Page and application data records
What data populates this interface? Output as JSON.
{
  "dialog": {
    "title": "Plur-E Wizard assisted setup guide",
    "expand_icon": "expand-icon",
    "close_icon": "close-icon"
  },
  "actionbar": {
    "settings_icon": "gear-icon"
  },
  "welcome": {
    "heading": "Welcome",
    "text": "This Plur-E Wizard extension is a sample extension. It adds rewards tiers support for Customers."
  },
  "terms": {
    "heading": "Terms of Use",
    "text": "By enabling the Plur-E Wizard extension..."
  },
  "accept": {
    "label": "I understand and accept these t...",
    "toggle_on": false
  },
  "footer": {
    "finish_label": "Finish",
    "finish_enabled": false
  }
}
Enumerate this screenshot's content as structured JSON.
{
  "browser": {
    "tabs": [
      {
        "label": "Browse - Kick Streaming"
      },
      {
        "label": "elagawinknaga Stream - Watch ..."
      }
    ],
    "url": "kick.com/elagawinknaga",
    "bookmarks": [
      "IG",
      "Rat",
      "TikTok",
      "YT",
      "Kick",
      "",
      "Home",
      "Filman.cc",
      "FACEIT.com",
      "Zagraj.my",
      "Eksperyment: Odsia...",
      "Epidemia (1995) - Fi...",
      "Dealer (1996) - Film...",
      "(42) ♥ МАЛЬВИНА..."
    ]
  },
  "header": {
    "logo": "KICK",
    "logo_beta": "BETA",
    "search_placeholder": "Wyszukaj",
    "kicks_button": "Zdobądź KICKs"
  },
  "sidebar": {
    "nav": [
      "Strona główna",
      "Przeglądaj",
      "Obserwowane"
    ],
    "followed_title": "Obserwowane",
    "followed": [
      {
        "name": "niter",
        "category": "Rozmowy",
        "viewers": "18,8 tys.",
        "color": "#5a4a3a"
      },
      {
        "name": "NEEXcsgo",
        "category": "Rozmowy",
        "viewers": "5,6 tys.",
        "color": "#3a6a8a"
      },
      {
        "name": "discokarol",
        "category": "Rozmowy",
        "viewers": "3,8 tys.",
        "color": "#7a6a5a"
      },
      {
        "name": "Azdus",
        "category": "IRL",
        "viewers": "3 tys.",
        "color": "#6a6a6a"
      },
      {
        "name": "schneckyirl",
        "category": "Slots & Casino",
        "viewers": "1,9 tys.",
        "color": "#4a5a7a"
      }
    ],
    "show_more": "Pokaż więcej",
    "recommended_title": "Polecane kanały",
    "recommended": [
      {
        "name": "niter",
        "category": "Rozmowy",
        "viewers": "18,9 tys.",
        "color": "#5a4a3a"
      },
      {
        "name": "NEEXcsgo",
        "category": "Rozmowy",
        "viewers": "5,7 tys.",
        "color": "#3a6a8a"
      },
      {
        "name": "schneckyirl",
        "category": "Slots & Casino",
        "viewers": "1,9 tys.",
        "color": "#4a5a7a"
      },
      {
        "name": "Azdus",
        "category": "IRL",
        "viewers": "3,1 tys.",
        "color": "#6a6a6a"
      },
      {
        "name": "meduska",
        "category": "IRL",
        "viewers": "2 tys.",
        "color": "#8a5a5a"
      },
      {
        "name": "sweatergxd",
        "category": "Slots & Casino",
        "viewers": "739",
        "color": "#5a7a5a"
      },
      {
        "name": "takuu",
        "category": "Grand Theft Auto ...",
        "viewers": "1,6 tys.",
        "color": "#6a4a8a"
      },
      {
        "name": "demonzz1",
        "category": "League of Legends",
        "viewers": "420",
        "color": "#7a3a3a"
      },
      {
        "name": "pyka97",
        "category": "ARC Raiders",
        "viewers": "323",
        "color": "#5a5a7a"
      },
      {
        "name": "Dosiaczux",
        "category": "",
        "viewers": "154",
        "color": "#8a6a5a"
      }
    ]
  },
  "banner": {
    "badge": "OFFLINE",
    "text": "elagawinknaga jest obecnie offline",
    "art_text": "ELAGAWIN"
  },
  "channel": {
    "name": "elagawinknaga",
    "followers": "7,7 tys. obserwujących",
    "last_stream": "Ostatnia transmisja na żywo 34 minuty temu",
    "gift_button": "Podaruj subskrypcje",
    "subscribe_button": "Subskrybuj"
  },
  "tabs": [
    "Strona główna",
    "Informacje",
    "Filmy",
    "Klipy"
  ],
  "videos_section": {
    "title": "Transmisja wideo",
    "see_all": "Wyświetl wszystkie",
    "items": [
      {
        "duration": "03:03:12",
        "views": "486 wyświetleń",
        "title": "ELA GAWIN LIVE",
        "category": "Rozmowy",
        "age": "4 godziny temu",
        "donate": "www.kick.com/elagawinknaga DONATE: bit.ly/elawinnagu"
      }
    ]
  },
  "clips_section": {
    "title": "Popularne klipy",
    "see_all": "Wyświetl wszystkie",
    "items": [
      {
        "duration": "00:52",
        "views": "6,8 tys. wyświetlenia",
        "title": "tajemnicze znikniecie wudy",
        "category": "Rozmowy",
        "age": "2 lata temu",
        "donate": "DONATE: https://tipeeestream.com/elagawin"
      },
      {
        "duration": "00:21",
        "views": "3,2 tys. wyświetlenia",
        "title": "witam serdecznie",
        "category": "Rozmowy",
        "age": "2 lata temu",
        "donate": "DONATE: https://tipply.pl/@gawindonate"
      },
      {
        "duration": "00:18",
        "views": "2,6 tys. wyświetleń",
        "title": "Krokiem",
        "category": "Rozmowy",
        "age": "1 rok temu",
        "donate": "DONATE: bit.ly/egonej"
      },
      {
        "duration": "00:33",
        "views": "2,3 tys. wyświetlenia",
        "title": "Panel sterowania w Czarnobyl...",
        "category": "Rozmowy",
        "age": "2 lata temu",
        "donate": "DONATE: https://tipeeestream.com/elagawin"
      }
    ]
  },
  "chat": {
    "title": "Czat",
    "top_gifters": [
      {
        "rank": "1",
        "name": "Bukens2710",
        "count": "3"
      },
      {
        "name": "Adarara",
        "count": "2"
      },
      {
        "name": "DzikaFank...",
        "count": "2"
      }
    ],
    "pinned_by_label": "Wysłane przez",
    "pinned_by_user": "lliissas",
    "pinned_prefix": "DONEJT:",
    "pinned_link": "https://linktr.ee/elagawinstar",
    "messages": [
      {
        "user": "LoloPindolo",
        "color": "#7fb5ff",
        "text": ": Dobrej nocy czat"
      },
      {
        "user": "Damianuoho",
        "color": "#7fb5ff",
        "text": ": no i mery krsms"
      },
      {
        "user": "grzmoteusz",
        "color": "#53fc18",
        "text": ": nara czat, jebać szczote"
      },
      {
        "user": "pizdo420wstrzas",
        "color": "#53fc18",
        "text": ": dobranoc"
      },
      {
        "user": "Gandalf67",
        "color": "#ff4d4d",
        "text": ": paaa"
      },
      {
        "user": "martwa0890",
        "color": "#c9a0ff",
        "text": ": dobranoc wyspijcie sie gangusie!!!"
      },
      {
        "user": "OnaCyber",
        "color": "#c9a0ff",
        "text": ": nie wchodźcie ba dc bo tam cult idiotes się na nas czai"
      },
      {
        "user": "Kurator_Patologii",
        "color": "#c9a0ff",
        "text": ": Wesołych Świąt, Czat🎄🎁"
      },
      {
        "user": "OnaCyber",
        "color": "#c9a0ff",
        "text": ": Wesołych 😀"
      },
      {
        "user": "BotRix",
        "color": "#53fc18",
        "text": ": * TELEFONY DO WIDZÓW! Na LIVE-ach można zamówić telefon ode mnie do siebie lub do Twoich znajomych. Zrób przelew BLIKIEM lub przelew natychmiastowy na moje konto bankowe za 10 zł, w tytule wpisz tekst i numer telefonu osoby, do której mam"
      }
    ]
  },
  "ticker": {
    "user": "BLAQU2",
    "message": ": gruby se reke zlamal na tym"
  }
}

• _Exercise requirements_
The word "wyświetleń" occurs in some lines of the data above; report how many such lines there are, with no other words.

• _Written response_
2